The Heated Settlement Panels

The Heated Settlement Panels

Start date
1 January, 2015
End date
30 September, 2017

How will life and biodiversity on Earth will respond to climate change? This information is particularly urgent for the waters along the Antarctic Peninsula, which are experiencing rapid regional climate change. Understanding the effects on marine life in this region is one of the BAS Grand Challenges: Polar Change.

Over the past 5 years, scientists and the Antarctic Marine Engineering Team (AME) have developed a novel system of heated settlement panels. A small electric current is fed to a heating element on the underside of a standard settlement panel. This ensures that the thin layer of water overlying the panels is heated to 1 or 2ºC above ambient temperatures, thus mimicking a warming ocean. Small encrusting animals settle on these panels and because once they are settled they stay where they are, we can monitor how fast they grow and compete with each other for space at the different temperatures.

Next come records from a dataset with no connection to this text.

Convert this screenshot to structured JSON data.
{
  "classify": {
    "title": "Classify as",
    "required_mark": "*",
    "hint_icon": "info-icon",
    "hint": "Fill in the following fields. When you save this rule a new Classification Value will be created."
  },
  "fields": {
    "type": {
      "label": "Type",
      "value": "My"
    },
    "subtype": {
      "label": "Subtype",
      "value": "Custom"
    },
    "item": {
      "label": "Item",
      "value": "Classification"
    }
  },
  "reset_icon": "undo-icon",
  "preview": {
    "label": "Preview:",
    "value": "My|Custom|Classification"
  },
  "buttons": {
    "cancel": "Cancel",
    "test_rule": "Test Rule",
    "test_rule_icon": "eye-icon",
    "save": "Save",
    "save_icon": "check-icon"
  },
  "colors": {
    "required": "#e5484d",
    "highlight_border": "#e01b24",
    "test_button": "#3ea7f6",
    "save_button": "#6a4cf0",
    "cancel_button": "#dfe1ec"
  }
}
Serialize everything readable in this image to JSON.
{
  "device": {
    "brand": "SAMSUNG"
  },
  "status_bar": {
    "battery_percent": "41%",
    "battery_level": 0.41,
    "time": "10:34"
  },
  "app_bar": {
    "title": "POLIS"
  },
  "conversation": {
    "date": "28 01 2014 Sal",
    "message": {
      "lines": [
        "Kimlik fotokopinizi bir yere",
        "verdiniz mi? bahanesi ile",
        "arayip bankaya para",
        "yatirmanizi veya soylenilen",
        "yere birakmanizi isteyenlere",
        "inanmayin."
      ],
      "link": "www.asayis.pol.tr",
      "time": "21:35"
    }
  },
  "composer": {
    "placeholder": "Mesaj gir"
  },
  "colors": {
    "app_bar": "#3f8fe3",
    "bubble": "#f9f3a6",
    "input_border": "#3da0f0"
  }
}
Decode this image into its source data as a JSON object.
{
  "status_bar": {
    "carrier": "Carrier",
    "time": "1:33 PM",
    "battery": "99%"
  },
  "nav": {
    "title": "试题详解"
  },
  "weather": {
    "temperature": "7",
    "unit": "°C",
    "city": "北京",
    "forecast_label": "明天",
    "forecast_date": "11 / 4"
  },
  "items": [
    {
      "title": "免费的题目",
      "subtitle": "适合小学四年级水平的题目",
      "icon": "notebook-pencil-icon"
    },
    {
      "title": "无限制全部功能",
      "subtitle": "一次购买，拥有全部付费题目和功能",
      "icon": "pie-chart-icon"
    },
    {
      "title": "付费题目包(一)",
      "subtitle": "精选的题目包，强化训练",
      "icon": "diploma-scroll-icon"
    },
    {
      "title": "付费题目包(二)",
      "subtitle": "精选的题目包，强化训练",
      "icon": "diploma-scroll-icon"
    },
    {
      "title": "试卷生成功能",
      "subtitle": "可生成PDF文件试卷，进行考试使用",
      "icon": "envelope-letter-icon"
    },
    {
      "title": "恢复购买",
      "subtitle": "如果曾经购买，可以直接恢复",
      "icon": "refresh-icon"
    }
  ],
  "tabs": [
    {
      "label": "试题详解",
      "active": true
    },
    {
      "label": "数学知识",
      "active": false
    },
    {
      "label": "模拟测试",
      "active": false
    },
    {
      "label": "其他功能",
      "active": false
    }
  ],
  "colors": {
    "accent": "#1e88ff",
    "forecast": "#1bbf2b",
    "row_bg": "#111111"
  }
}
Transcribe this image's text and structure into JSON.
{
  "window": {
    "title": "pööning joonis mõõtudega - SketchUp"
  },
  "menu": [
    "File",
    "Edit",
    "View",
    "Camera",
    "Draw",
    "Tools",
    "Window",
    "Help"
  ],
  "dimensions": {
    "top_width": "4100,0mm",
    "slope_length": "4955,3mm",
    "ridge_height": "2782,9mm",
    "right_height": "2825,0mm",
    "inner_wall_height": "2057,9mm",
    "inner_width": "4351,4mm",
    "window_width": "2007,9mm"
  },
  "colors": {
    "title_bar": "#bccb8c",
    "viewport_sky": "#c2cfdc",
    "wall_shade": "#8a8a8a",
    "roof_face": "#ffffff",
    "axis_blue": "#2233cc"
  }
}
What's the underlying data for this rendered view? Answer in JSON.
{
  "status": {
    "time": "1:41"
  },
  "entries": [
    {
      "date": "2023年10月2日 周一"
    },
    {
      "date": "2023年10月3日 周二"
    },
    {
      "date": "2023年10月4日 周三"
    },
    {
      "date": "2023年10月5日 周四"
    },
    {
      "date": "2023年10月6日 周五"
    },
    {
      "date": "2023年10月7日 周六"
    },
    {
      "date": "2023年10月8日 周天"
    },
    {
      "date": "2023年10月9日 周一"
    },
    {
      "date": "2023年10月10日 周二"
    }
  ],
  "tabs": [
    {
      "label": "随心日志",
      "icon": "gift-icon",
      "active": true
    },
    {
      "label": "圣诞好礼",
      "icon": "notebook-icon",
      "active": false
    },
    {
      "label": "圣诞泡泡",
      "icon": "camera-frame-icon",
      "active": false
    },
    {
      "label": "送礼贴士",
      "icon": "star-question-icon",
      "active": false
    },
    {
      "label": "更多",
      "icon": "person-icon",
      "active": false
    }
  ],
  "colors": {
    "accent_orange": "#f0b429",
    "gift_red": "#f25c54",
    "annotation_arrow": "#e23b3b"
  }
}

This encrusting (or biofouling) community, often comprised of bryozoans, calcareous tube-dwelling polychaetes, is important worldwide, being the main colonisers and transformers of new surfaces in shallow marine environments. Encrusting communities also have great economic importance. In 2008 alone the costs of managing and preventing marine biofouling was estimated at $15 billion for desalination systems and power plants, and $7 billion for shipping worldwide.

Divers set up heated settlement panels for biological research at Rothera Research Station

In 2014, scientists deployed a full-scale experiment in waters around Rothera. They use high-resolution photography by SCUBA to monitor settlement and growth of organisms on the panels. By analysing these photographs taken at regular intervals over 2 years, we will be able to determine how biofouling communities will be affected under future climate change.

Bryozoans – tiny filter-feeding marine creatures live on the continental shelf around Antarctica – can reveal much about environmental change in Antarctica.


This project is funded by NERC: reference NE/J007501/1 “Effects of warming on recruitment and marine benthic community development in Antarctica”

The aims of this project are to:

  1. Identify which species grow on these settlement panels
  2. Determine how their growth rates are affected by different temperatures: do they grow better or worse on the warmer panels?
  3. Analyse the community composition at the different temperatures; does it change?
  4. Identify how temperature affects competition between the different species

This project is based at Rothera operating out of the Bonner Laboratory, but Leyre Villota-Nieva, the PhD student associated with the project is also trialing the panels in Bangor, UK studing seasonal responses in the Menai Straits.



Research collaborators

The PhD associated with this project is co-supervised by Dr Andrew Davies at Bangor University

Collaboration on biofilm metagenomics with Dr Ben Temperton at the University of Exeter